*Goal of the exercise:*
Give the number of lines in the records below that contain the word "date", and nothing more.

#####

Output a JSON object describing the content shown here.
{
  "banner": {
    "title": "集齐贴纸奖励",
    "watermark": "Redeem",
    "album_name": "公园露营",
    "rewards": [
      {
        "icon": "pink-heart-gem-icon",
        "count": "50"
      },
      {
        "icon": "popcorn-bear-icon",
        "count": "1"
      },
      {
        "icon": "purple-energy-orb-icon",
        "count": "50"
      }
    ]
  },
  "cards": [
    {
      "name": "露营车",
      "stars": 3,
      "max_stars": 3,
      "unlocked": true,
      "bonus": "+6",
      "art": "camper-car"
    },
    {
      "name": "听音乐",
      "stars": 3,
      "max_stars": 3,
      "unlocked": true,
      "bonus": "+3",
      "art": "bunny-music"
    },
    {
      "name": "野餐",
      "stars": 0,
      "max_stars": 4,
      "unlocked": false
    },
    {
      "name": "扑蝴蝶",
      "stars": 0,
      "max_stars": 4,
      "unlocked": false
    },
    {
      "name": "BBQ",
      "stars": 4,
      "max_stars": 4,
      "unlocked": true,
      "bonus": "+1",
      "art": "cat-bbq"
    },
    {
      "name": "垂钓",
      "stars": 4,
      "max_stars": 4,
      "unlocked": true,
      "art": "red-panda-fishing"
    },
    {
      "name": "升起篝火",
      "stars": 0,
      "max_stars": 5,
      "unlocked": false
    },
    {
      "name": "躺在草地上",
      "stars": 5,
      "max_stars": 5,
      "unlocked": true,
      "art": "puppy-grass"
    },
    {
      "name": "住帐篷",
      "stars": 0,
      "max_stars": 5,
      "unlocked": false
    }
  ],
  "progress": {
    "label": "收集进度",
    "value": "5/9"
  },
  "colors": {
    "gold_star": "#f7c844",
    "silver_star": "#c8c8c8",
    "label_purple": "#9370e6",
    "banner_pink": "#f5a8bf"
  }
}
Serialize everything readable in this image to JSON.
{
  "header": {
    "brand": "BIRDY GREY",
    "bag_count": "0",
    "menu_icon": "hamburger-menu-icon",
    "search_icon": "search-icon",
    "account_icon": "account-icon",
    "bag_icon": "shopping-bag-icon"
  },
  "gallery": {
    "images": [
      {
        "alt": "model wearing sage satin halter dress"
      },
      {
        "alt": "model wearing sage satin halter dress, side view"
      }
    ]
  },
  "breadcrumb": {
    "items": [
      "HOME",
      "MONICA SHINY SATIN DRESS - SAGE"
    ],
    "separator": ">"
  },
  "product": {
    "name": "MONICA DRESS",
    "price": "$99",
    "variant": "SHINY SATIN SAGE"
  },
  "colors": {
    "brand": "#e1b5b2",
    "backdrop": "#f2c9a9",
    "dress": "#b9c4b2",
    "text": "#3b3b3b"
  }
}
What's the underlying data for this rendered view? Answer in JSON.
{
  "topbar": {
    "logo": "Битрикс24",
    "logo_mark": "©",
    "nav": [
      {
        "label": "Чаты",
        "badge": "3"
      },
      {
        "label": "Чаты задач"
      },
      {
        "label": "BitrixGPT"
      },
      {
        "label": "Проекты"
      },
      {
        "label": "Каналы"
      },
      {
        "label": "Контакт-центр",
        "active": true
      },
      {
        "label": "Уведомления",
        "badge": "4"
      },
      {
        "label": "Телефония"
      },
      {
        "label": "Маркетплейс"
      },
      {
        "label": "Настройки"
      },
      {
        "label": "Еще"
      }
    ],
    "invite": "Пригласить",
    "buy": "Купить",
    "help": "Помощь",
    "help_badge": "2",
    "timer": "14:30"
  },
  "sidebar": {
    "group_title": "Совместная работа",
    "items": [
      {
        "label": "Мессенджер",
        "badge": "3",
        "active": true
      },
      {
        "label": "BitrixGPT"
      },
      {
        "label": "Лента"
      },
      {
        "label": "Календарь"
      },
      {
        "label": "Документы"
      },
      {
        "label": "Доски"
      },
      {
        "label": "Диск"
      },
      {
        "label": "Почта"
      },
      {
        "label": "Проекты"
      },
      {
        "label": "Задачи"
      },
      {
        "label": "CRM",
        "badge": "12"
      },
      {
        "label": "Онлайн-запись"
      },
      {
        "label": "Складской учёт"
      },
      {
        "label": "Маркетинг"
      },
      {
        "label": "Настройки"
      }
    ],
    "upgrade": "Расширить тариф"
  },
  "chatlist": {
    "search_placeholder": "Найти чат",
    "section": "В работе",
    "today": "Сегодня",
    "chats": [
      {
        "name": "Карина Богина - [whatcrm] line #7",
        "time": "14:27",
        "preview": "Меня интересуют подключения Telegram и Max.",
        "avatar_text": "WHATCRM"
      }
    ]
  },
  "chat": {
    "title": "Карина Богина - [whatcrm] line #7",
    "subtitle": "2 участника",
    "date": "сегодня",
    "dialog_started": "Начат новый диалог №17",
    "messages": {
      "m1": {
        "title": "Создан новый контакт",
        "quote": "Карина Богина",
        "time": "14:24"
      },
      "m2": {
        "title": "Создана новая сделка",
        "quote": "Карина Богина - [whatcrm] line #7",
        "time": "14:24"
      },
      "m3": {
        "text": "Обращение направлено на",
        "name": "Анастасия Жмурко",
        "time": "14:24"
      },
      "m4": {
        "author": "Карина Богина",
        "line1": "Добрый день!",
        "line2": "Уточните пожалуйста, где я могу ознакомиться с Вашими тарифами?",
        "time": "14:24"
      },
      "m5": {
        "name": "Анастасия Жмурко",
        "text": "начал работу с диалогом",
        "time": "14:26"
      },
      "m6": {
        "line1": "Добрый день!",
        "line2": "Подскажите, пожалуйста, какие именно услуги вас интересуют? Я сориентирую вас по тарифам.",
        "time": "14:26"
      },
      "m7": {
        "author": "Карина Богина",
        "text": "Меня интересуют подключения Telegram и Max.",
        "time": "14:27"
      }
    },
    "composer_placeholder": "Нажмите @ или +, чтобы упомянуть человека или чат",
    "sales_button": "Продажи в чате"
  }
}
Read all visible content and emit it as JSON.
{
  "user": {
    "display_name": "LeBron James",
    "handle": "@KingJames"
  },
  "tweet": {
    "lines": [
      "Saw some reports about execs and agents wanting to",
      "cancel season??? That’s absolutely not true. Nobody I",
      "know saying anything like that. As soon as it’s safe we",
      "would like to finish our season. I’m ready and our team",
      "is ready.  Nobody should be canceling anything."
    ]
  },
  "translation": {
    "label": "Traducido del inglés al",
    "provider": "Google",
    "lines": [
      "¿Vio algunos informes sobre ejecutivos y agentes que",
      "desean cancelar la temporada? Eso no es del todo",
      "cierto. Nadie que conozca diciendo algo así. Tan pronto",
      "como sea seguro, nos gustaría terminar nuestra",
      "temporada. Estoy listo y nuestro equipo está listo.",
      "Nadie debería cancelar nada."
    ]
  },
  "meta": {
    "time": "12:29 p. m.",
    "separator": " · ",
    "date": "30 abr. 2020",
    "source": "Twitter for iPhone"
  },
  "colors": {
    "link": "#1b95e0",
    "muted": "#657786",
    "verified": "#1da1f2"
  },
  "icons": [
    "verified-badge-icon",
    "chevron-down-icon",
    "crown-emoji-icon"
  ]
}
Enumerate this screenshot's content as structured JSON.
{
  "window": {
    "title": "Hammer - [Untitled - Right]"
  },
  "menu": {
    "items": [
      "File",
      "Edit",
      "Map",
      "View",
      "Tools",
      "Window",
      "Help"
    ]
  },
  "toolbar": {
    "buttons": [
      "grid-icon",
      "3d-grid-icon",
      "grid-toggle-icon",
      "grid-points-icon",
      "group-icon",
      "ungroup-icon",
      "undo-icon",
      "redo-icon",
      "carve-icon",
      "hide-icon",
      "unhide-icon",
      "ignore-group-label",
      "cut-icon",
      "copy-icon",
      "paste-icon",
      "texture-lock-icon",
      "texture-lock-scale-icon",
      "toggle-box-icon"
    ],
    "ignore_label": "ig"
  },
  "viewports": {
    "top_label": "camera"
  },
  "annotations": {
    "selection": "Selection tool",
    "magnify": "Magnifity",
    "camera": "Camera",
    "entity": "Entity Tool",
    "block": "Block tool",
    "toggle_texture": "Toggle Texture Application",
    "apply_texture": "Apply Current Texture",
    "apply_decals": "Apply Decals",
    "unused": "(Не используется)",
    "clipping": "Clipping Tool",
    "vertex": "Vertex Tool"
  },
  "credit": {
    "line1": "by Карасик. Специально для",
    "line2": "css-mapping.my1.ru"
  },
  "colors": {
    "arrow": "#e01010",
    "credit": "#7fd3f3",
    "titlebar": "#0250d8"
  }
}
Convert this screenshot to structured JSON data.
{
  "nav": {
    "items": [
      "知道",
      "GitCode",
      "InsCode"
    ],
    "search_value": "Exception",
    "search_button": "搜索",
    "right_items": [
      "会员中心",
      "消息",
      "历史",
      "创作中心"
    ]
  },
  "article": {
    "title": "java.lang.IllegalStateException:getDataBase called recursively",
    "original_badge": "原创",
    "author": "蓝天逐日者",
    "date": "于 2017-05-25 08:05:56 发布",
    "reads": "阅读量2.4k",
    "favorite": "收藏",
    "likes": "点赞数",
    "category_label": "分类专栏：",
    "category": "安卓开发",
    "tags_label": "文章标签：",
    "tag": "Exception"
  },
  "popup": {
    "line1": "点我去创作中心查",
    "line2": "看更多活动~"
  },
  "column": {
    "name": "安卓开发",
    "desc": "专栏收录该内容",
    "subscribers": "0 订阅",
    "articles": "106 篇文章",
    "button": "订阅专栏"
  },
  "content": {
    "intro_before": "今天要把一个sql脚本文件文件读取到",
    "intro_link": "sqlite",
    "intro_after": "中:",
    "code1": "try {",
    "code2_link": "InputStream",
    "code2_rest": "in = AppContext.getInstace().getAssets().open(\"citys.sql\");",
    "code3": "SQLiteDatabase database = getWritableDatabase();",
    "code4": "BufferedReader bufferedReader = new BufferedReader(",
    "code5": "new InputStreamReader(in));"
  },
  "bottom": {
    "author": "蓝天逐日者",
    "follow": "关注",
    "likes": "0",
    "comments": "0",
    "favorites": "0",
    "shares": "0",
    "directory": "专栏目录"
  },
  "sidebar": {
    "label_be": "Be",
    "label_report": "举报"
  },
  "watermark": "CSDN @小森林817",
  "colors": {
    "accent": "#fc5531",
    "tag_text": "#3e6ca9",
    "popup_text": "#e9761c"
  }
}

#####

*Exercise solution:*
3